How did one of the most imaginative shows ever to grace our TV screens become such a predictable bore? If I hadn't committed to watching the final season with you guys and to commenting on it for Slate, I'd probably bail on Lost right now. At this rate, it's starting to make AMC's wretched remake of The Prisoner look good. Perhaps Lost's creators could fashion a third timeline and send the characters tumbling into the desert town where The Prisoner was set and the two shows could merge.
But instead of turning off my tube, I've decided—yes—to become a zombie. I'll watch the next 13 episodes without emotion and reflect on them in this space without any rancor. Instead of railing against the awfulness that Lost now embodies, I'll merely catalog it. And no pill (did Lost's writers steal that from The Matrix or are they paying homage?) will restore my faith in the show. So please Seth, if you're making any drug deliveries, make mine Adderall.

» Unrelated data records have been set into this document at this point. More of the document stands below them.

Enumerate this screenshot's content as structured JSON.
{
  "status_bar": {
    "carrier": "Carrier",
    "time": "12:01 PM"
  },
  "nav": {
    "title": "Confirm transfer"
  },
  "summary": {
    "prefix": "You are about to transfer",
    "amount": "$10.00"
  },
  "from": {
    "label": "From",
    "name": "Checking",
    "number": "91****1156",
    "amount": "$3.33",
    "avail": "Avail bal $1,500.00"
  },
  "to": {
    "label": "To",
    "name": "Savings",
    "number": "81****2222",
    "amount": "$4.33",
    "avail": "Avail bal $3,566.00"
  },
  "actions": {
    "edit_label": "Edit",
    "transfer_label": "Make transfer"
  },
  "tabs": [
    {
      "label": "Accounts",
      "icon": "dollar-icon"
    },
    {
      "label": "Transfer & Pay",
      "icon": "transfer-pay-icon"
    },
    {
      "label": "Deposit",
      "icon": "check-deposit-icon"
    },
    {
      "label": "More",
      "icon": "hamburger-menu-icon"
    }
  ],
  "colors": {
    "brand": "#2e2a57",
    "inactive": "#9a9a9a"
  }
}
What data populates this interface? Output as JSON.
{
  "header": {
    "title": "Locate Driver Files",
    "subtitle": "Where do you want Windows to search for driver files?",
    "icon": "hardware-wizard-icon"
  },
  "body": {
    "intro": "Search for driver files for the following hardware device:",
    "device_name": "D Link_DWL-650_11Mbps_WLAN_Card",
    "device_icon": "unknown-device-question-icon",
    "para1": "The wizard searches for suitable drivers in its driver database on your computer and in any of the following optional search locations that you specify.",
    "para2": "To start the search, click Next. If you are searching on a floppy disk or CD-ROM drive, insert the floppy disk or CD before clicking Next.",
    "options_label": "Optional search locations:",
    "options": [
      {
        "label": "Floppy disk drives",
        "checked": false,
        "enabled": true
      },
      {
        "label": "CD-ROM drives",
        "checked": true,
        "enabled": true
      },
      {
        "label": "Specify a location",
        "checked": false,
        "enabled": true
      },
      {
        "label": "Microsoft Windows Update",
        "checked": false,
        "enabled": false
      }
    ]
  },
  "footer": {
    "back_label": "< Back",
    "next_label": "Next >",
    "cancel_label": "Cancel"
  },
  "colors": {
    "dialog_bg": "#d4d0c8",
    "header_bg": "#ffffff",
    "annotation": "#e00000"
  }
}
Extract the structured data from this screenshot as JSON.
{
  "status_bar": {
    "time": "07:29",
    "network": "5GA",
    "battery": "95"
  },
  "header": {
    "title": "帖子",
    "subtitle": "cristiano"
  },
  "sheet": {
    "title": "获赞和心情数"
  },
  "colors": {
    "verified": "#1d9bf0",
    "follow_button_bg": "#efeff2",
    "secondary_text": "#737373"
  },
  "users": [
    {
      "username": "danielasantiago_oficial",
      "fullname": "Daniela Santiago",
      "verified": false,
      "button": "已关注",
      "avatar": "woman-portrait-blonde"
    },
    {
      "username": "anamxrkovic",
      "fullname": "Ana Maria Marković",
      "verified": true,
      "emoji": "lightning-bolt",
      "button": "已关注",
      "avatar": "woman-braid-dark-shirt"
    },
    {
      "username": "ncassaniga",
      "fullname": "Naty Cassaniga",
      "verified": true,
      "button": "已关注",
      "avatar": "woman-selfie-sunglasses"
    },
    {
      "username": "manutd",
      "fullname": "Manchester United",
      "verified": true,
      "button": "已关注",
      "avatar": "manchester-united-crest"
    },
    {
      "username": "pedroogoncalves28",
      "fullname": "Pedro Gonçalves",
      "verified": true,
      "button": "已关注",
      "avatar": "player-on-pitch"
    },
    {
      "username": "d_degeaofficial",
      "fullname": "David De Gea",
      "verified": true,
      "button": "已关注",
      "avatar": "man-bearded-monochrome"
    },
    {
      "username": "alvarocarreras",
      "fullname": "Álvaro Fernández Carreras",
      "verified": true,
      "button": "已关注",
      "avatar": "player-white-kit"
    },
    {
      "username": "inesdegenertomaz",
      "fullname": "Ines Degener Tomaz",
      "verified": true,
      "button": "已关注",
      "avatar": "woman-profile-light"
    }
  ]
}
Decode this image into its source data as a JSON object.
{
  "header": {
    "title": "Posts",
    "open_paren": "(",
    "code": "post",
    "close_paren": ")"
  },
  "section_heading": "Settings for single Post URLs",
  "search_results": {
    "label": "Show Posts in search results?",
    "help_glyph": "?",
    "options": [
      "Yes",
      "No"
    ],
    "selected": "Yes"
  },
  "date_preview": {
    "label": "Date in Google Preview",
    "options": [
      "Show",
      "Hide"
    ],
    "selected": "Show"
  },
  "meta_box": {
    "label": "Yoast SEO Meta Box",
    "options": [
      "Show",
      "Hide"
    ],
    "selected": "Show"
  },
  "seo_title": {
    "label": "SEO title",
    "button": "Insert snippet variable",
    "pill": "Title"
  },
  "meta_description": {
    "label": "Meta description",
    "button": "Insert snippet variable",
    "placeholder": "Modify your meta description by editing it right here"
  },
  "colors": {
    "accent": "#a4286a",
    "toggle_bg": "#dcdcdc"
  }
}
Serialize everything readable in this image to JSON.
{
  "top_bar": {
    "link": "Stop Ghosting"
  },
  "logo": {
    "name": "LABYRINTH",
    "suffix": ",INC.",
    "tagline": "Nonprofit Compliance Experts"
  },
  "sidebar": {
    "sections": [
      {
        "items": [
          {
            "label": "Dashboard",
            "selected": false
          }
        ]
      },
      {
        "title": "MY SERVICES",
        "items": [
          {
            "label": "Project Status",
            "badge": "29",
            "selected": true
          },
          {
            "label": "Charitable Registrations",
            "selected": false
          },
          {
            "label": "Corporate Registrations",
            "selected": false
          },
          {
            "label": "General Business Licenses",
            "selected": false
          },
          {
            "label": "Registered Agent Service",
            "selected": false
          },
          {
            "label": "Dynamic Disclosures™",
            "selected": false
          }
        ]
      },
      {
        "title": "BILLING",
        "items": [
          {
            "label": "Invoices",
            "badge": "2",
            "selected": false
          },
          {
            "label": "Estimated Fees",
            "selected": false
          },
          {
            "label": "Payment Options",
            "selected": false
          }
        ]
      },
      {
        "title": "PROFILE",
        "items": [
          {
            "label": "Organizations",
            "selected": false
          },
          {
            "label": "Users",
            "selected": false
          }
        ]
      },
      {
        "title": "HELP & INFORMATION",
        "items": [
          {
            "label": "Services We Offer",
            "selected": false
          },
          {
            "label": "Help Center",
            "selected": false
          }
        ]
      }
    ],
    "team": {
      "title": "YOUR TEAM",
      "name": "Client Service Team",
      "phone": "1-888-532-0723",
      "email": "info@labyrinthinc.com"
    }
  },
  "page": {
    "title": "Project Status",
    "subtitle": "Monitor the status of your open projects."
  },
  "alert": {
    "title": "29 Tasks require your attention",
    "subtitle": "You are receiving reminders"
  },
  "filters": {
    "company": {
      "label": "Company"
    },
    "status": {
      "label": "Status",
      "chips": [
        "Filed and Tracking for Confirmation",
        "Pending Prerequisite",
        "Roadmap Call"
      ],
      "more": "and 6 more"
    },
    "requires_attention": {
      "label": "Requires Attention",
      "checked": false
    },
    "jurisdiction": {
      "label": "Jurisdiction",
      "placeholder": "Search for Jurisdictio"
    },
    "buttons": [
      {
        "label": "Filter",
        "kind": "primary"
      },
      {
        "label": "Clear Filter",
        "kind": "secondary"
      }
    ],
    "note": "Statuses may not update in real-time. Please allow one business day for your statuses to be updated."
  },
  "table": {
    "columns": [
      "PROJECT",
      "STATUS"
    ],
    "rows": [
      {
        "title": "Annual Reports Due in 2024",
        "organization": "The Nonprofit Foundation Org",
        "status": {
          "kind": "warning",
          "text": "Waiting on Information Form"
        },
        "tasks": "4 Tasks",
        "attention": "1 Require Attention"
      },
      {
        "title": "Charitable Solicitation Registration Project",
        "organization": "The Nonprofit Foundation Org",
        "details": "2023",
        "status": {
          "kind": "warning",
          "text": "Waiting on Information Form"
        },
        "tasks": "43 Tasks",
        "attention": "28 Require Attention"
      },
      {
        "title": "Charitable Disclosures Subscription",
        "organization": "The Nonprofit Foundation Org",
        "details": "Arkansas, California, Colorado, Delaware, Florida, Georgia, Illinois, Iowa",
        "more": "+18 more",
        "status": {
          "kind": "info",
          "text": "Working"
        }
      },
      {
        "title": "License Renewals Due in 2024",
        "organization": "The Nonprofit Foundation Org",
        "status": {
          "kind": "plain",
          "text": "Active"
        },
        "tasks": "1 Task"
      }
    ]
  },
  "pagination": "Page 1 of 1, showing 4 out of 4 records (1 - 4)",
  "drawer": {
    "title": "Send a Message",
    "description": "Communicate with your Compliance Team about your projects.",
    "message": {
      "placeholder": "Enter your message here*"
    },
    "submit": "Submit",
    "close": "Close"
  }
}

In last night's episode, "What Kate Does," the writers staged what must be the 172nd, 173rd, 174th escape scenes: James skedaddles from the Temple, Kate and Jin ditch their chaperones, and over in the LAX timeline, Kate continues her flight from the authorities. (While we're on the subject of the Temple, allow me to point out that Lost has never inflicted upon its viewers a more cheesy, B-movie set than the Temple. Where did these guys learn set design? The Temple's "healing waters," all bubbling and red, look like a Jacuzzi into which somebody has dumped the contents of a bloodmobile. And while we're on the subject of B-movies, let's send Lost's writers to the pillory for devising the "inscrutable" Dogen, who is one part Asian villain and one part Karate Kid sensei. He'd fit very well in this promo for 1967 version of Lost that's going around the Web.)
Now, as an action-movie enthusiast, I'm all for chase scenes and running gun battles and daring leaps off cliffs into churning waters. But Lost has violated my trust by amping up the dramatic volume with an escape, a capture, and a re-escape too many times. Was there any drama in Kate and Jin's escape from their chaperones last night? Of course not. Did anybody sit on the edge of their seat chewing their fingernails as they watched Kate elude her captors in the Los Angeles timeline? Seriously, how long would it take for an LAPD helicopter or even LAPD squad cars to spot a stolen yellow cab driven by a young women in the vicinity of LAX? She'd make it all the way to Brentwood and then the hospital without getting nabbed? C'mon!
And while I'm on the subject of stupid plot devices, how about zombie Claire shooting the two Temple chaperones in the torso? Last season I dropped an e-mail to Chad about the extraordinary number of deaths-by-torso-gunshot in Lost. I think I got up to 34 or thereabouts. I love gun battles. I swoon at screen death. But this effect is about as engaging as watching—yes—zombies being killed in a video game.
Which brings me to my conclusion, which I intend to deliver in dispassionate zombie style. (I am a slow zombie, not a fast one.) Lost's fantastical elements, like the donkey wheel and the vanishing island and smokey and time travel, were once offset by the plausible-yet-surprising non-fantastical plot lines. This balance made the show somewhat palatable. But now the equilibrium is off because the relatively realistic bits are so predictable—run, Kate, run! So I give up. I'll leave it to Chad to fill in the many dotted lines of parallelism. Sayid the torturer now gets tortured! Ethan is back! And he's giving drugs to Claire again! And Claire is the new Rousseau, stalking baddies on the island and blasting them with her rifle! And Claire is pissed like Rousseau because her baby was stolen (remember, Ethan helped the young Ben steal Rousseau's daughter)! *
Please excuse me while I chew on a mass of my own rotting flesh.
Previously on Lost: What Kate Does
Correction, Feb. 10, 2010: This article originally stated that Rousseau's baby was stolen by Ethan. The child was stolen by Ben. It also referred to Rousseau's child as her son, instead of her daughter. ( Return to the corrected sentence.)